Overall, despite what his 3-point percentage says about him (he’s shooting just above 37 percent from beyond the arc) he doesn’t look to shabby from the 3-point zone, and it seems like when the team really needs him to hit a 3-pointer, he can be a player that can do so with confidence. That’s not to mention that he’s looked strangely good from deep, so good, in fact, that he’s hitting deep shots that it only seems like players like Stephen Curry should be able to hit.
On top of all of the practical gameplay reasons to attempt to sign him for longer than just this season, Rodriguez also seems to genuinely appreciate the opportunity with the Sixers, and his fairly lucrative deal from the Sixers this year indicates that he might have had other options around the league. With that in mind, it seems like Sergio is here because he wants to be, not because it was his only NBA opportunity.
Rodriguez also seems to genuinely like the city of Philadelphia, which is an added bonus.

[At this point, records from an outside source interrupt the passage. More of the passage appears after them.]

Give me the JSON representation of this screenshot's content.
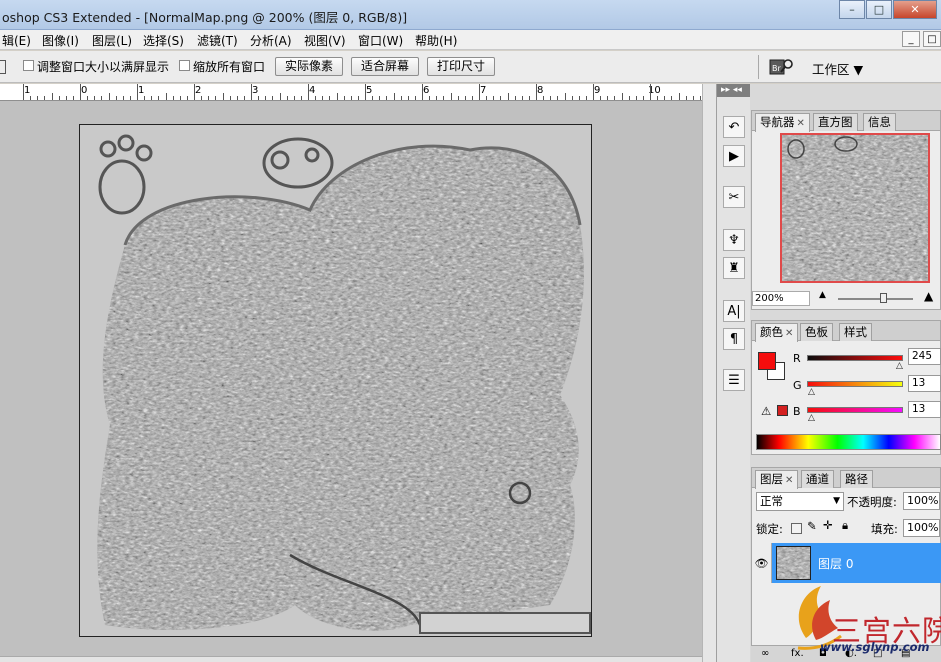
{
  "window": {
    "title": "oshop CS3 Extended - [NormalMap.png @ 200% (图层 0, RGB/8)]",
    "min_label": "–",
    "max_label": "□",
    "close_label": "✕"
  },
  "menu": {
    "items": [
      "辑(E)",
      "图像(I)",
      "图层(L)",
      "选择(S)",
      "滤镜(T)",
      "分析(A)",
      "视图(V)",
      "窗口(W)",
      "帮助(H)"
    ],
    "doc_controls": [
      "_",
      "□"
    ]
  },
  "options": {
    "check1_label": "调整窗口大小以满屏显示",
    "check2_label": "缩放所有窗口",
    "btn_actual": "实际像素",
    "btn_fit": "适合屏幕",
    "btn_print": "打印尺寸",
    "workspace_label": "工作区 ▼",
    "bridge_icon": "bridge-icon"
  },
  "ruler": {
    "labels": [
      "1",
      "0",
      "1",
      "2",
      "3",
      "4",
      "5",
      "6",
      "7",
      "8",
      "9",
      "10"
    ]
  },
  "toolcol": {
    "header": "▸▸ ◂◂",
    "icons": [
      "history-brush-icon",
      "play-icon",
      "tools-icon",
      "clone-stamp-icon",
      "stamp-icon",
      "text-icon",
      "paragraph-icon",
      "notes-icon"
    ],
    "glyphs": [
      "↶",
      "▶",
      "✂",
      "♆",
      "♜",
      "A|",
      "¶",
      "☰"
    ]
  },
  "navigator": {
    "tabs": [
      "导航器",
      "直方图",
      "信息"
    ],
    "zoom": "200%"
  },
  "color": {
    "tabs": [
      "颜色",
      "色板",
      "样式"
    ],
    "channels": [
      {
        "label": "R",
        "value": "245"
      },
      {
        "label": "G",
        "value": "13"
      },
      {
        "label": "B",
        "value": "13"
      }
    ],
    "fg": "#f50d0d",
    "warn_icon": "gamut-warning-icon"
  },
  "layers": {
    "tabs": [
      "图层",
      "通道",
      "路径"
    ],
    "blend_mode": "正常",
    "opacity_label": "不透明度:",
    "opacity_value": "100%",
    "lock_label": "锁定:",
    "fill_label": "填充:",
    "fill_value": "100%",
    "layer_name": "图层 0",
    "footer_icons": [
      "∞",
      "fx.",
      "◘",
      "◐.",
      "□",
      "▤"
    ]
  },
  "watermark": {
    "text": "三宫六院",
    "url": "www.sglynp.com"
  }
}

Looking towards the offseason, although the Sixers will certainly have to pay Rodriguez more than the $8 million they’re paying him this year, it’s not unreasonable to expect that they can get a decent deal for him. No, Rodriguez probably shouldn’t be relied on as a starter for years to come, but he’s a solid player who could come off of the bench and really give the Sixers’ second unit a spark.
There is a lot of talk in the Sixers world about building a solid five that will work long-term. Don’t get my point twisted — building a solid starting five is probably the most important thing moving forward. But just because that’s most important doesn’t mean that nothing else should be focused on, and doesn’t mean that a bench isn’t important. The Sixers are going to realize that, and should be building a plan for the offseason that addresses both a starting five and a point guard role.
As they look to build their team with as many good players as possible, Sergio will absolutely be considered.